PROVIDED RECORDS:
——————————

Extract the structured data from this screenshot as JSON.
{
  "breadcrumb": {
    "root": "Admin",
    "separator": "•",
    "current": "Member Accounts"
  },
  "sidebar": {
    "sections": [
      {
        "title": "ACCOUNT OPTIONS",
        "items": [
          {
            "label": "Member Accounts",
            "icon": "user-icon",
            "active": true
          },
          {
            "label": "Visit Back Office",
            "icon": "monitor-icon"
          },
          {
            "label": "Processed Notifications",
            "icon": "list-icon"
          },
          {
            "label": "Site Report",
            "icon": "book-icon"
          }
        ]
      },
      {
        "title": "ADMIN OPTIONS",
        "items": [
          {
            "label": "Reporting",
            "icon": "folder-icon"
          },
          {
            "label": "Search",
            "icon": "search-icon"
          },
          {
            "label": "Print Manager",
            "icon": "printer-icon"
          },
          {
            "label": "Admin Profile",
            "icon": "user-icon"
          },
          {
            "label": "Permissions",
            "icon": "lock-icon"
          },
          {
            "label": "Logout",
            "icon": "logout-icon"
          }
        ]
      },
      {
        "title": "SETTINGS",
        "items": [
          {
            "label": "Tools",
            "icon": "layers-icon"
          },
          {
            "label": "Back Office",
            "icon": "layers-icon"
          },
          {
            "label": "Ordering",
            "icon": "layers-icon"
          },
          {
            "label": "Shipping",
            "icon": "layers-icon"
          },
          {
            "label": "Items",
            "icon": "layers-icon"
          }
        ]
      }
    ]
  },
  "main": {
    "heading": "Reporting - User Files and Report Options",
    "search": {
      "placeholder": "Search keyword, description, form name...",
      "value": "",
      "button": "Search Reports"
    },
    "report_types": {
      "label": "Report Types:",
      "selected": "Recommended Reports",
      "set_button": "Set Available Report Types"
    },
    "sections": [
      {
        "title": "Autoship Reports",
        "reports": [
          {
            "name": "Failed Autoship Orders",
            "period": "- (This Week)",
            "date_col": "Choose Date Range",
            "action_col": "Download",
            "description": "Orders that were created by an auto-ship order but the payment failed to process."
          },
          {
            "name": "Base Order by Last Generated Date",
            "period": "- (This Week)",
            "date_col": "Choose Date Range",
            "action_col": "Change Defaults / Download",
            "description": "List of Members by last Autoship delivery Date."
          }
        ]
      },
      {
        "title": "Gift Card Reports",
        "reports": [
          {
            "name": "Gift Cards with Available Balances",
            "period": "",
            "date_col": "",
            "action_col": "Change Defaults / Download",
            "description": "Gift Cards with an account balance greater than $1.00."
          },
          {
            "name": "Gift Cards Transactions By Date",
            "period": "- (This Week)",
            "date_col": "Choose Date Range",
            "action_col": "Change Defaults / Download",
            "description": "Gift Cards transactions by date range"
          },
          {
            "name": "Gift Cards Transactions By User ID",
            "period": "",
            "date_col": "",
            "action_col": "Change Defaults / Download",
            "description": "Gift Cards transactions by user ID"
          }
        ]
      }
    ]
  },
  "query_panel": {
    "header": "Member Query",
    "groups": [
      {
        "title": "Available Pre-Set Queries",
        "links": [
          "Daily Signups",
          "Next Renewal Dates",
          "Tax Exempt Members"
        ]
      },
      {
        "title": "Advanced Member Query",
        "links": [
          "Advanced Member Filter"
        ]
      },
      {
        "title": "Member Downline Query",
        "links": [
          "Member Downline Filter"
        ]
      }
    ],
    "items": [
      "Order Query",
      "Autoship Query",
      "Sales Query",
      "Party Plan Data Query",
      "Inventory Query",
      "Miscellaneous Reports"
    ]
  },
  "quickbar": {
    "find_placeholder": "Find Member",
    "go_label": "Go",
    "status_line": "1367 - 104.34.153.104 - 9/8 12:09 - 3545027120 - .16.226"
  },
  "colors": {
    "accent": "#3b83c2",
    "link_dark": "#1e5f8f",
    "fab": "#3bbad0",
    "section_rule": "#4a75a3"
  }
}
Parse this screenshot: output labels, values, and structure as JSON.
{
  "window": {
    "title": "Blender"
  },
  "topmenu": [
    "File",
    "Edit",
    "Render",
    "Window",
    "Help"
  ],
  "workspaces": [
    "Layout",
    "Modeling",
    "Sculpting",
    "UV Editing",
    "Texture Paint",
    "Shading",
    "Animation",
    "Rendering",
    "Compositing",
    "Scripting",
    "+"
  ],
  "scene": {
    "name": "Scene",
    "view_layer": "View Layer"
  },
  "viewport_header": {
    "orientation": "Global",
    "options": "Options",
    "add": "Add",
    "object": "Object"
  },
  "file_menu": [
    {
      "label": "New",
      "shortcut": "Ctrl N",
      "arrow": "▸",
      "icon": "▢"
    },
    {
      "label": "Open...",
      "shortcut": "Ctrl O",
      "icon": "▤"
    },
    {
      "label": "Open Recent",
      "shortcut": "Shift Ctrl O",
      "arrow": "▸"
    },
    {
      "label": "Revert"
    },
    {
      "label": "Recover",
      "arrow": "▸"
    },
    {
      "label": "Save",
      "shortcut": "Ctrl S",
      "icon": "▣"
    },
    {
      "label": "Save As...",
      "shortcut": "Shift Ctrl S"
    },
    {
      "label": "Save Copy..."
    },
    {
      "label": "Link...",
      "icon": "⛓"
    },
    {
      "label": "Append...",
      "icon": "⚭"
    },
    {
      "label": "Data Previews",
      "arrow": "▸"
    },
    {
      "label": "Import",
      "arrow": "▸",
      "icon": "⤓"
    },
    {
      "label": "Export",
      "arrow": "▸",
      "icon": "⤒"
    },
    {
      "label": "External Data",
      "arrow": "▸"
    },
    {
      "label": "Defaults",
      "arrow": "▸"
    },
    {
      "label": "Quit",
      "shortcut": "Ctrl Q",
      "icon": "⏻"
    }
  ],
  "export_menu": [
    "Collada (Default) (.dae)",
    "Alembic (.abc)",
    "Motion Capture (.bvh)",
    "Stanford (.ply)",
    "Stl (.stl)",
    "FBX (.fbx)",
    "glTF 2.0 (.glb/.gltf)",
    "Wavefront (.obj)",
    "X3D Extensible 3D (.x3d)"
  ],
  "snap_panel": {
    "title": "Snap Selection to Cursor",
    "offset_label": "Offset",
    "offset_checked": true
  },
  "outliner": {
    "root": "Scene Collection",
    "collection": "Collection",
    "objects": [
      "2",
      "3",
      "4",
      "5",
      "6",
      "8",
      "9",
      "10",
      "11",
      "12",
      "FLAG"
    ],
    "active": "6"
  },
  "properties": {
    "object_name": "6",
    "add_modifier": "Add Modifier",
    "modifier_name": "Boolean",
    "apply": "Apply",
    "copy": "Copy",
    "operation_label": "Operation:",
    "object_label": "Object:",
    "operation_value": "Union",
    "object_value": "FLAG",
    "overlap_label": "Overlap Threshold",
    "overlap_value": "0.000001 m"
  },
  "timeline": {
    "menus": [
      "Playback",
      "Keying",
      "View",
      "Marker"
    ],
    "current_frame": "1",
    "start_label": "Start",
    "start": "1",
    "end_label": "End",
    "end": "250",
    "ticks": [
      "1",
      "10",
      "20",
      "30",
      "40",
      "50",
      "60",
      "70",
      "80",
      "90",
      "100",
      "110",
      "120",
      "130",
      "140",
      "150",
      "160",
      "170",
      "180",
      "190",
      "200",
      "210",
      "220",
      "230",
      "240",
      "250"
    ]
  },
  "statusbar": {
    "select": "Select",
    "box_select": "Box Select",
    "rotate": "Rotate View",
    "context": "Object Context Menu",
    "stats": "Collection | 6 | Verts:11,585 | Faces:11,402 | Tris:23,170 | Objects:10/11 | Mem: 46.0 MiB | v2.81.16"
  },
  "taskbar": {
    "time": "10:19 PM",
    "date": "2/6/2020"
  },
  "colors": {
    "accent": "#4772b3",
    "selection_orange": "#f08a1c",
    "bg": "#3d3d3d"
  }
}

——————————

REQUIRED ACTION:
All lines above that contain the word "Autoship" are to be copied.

RESPONSE FOR THIS EXERCISE:
        "title": "Autoship Reports",
            "name": "Failed Autoship Orders",
            "description": "List of Members by last Autoship delivery Date."
      "Autoship Query",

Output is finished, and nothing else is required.